Being an older DPhil student with a relatively developed research plan, I am admittedly less involved in social activities at Kellogg. What I have observed though is that MCR leaders are very engaging and have put a lot of effort into welcoming us into the college and orienting us to the university and city of Oxford.

I have only eaten at the Dining Hall on a few occasions, as I prepare my own meals in college accommodation. The times that I have been there, students and Fellows were very approachable and conversational. In fact, one can expect to be approached and spoken to whenever at Kellogg.

What is your experience of being an international student?

Coming from the United States, I thought it would be easier to adjust to the United Kingdom. Two challenges I faced early on stand out: 1) I brought European converters, but the UK outlets are different from the EU, so my laptop and phone batteries died on my first day 2) I kept looking the wrong way when crossing the street, because they drive on the left here, and I was almost run over! Both issues have been resolved though. I must also note that although the US and UK speak the same language, I have had to ask people to repeat themselves more than I thought I would.

How do you think the ‘Oxford experience’ differs for black students?

The minority experience at a prestigious institution presents unique challenges. Succeeding here doesn’t only require academic preparation, but also social preparation. Are you speaking, dressing, or even eating in a manner that is embraced by the majority? If not, it could lead to feeling isolated and lacking a sense of belonging.
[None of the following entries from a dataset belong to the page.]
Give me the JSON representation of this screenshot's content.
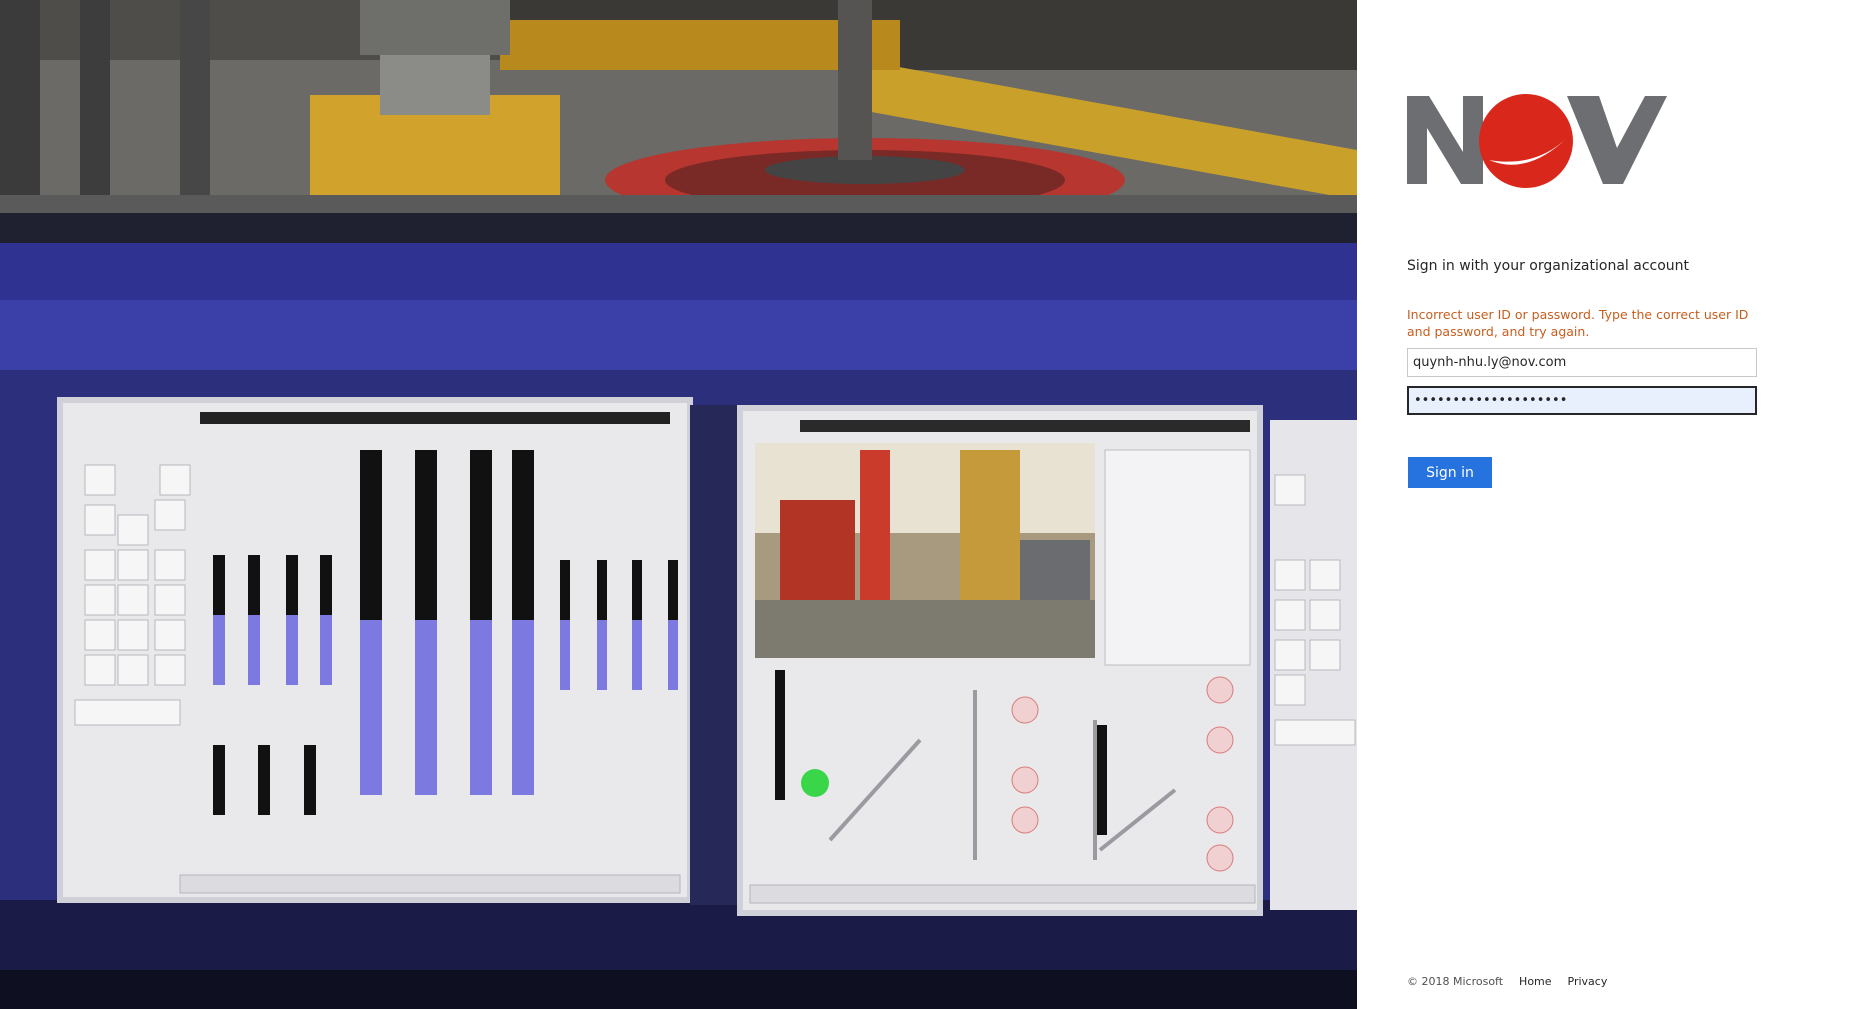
{
  "login": {
    "heading": "Sign in with your organizational account",
    "error": "Incorrect user ID or password. Type the correct user ID and password, and try again.",
    "email_value": "quynh-nhu.ly@nov.com",
    "password_value": "••••••••••••••••••••",
    "signin_label": "Sign in"
  },
  "logo": {
    "text": "NOV",
    "brand_red": "#d9271c",
    "brand_grey": "#6d6e71"
  },
  "footer": {
    "copyright": "© 2018 Microsoft",
    "home": "Home",
    "privacy": "Privacy"
  },
  "colors": {
    "accent": "#2672de",
    "error": "#c65e1f"
  },
  "illustration": {
    "description_icon": "drilling-control-room-image"
  }
}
Some needs aren’t as easily met. This does not affect me personally, as I shave my head, but black male students must travel far to get a haircut as there isn’t a black barber near the Oxford campus. This is possibly the case for black female students as well. The difference in hair texture of black students from non-black peers render hair cutting and styling a nuanced need.
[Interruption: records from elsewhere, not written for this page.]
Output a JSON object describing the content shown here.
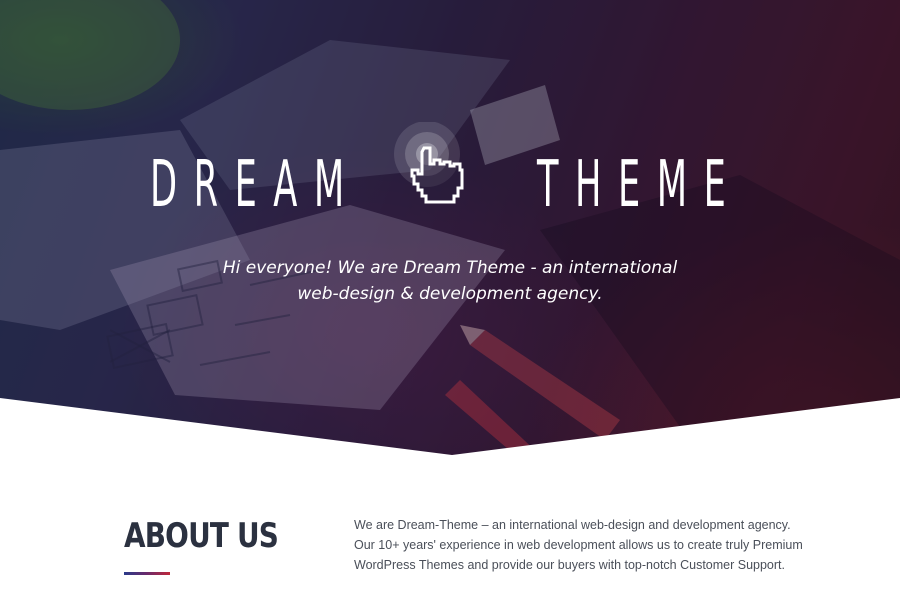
{
  "hero": {
    "brand_left": "DREAM",
    "brand_right": "THEME",
    "tagline_line1": "Hi everyone! We are Dream Theme - an international",
    "tagline_line2": "web-design & development agency.",
    "cursor_icon": "pointing-hand-click-icon"
  },
  "about": {
    "title": "ABOUT US",
    "text_line1": "We are Dream-Theme – an international web-design and development agency.",
    "text_line2": "Our 10+ years' experience in web development allows us to create truly Premium",
    "text_line3": "WordPress Themes and provide our buyers with top-notch Customer Support."
  },
  "colors": {
    "accent_blue": "#2a3a8a",
    "accent_red": "#c0283a",
    "heading": "#2b3140",
    "body_text": "#4a4f59"
  }
}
What do you think is the best thing about being part of the Kellogg community?

The absolute best thing about being at Kellogg is the diversity of the community. In addition to the United Kingdom and the United States, I’ve met Kellogg students who are from all over the world, including but not limited to the Netherlands, Poland, Lebanon, Canada, Germany, Kenya, China, and more. Likewise, I have interacted with students across the various departments at the university. I once had a chat in the Kellogg Library with a student who is studying cancer in naked mole rats.

Do you have any advice for future applicants?
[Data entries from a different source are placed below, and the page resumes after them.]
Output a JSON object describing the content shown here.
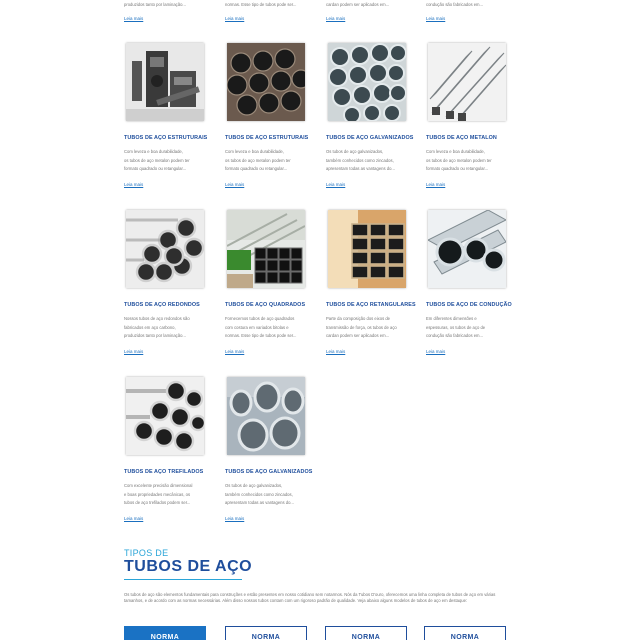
{
  "partial_row": [
    {
      "text": "produzidos tanto por laminação...",
      "link": "Leia mais"
    },
    {
      "text": "normas. Esse tipo de tubos pode ser...",
      "link": "Leia mais"
    },
    {
      "text": "cardan podem ser aplicados em...",
      "link": "Leia mais"
    },
    {
      "text": "condução são fabricados em...",
      "link": "Leia mais"
    }
  ],
  "products": [
    {
      "title": "TUBOS DE AÇO ESTRUTURAIS",
      "desc": [
        "Com leveza e boa durabilidade,",
        "os tubos de aço metalon podem ter",
        "formato quadrado ou retangular..."
      ],
      "link": "Leia mais",
      "icon": "machinery-photo"
    },
    {
      "title": "TUBOS DE AÇO ESTRUTURAIS",
      "desc": [
        "Com leveza e boa durabilidade,",
        "os tubos de aço metalon podem ter",
        "formato quadrado ou retangular..."
      ],
      "link": "Leia mais",
      "icon": "black-pipes-photo"
    },
    {
      "title": "TUBOS DE AÇO GALVANIZADOS",
      "desc": [
        "Os tubos de aço galvanizados,",
        "também conhecidos como zincados,",
        "apresentam todas as vantagens do..."
      ],
      "link": "Leia mais",
      "icon": "galvanized-pipes-photo"
    },
    {
      "title": "TUBOS DE AÇO METALON",
      "desc": [
        "Com leveza e boa durabilidade,",
        "os tubos de aço metalon podem ter",
        "formato quadrado ou retangular..."
      ],
      "link": "Leia mais",
      "icon": "square-tubes-photo"
    },
    {
      "title": "TUBOS DE AÇO REDONDOS",
      "desc": [
        "Nossos tubos de aço redondos são",
        "fabricados em aço carbono,",
        "produzidos tanto por laminação..."
      ],
      "link": "Leia mais",
      "icon": "round-pipes-photo"
    },
    {
      "title": "TUBOS DE AÇO QUADRADOS",
      "desc": [
        "Fornecemos tubos de aço quadrados",
        "com costura em variados bitolas e",
        "normas. Esse tipo de tubos pode ser..."
      ],
      "link": "Leia mais",
      "icon": "square-pipes-photo"
    },
    {
      "title": "TUBOS DE AÇO RETANGULARES",
      "desc": [
        "Parte da composição dos eixos de",
        "transmissão de força, os tubos de aço",
        "cardan podem ser aplicados em..."
      ],
      "link": "Leia mais",
      "icon": "rectangular-pipes-photo"
    },
    {
      "title": "TUBOS DE AÇO DE CONDUÇÃO",
      "desc": [
        "Em diferentes dimensões e",
        "espessuras, os tubos de aço de",
        "condução são fabricados em..."
      ],
      "link": "Leia mais",
      "icon": "conduction-pipes-photo"
    },
    {
      "title": "TUBOS DE AÇO TREFILADOS",
      "desc": [
        "Com excelente precisão dimensional",
        "e boas propriedades mecânicas, os",
        "tubos de aço trefilados podem ser..."
      ],
      "link": "Leia mais",
      "icon": "drawn-pipes-photo"
    },
    {
      "title": "TUBOS DE AÇO GALVANIZADOS",
      "desc": [
        "Os tubos de aço galvanizados,",
        "também conhecidos como zincados,",
        "apresentam todas as vantagens do..."
      ],
      "link": "Leia mais",
      "icon": "galvanized-fittings-photo"
    }
  ],
  "types_section": {
    "kicker": "TIPOS DE",
    "heading": "TUBOS DE AÇO",
    "paragraph": "Os tubos de aço são elementos fundamentais para construções e estão presentes em nosso cotidiano sem notarmos. Nós da Tubos D'ouro, oferecemos uma linha completa de tubos de aço em várias tamanhos, e de acordo com as normas necessárias. Além disso nossos tubos contam com um rigoroso padrão de qualidade. Veja abaixo alguns modelos de tubos de aço em destaque:"
  },
  "norm_buttons": [
    {
      "label": "NORMA",
      "active": true
    },
    {
      "label": "NORMA",
      "active": false
    },
    {
      "label": "NORMA",
      "active": false
    },
    {
      "label": "NORMA",
      "active": false
    }
  ],
  "colors": {
    "title_blue": "#1f4e9c",
    "accent_cyan": "#2aa5d8",
    "button_blue": "#1a72c4"
  }
}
Having only been here a few weeks, I can already say that coming to Oxford is one of the best decisions I have ever made. Irrespective to race, my advice to students who wish to apply to Oxford for a DPhil or a master’s degree would be to identify faculty members, or fellows, with whom they share research interests. Furthermore, only seek to work with those who are keen on supervising you. One of the highlights of my first month is, without a doubt, meeting and speaking with my supervisor. Her excitement about my arrival was affirming and it was reassuring to see that she and I are on the same page.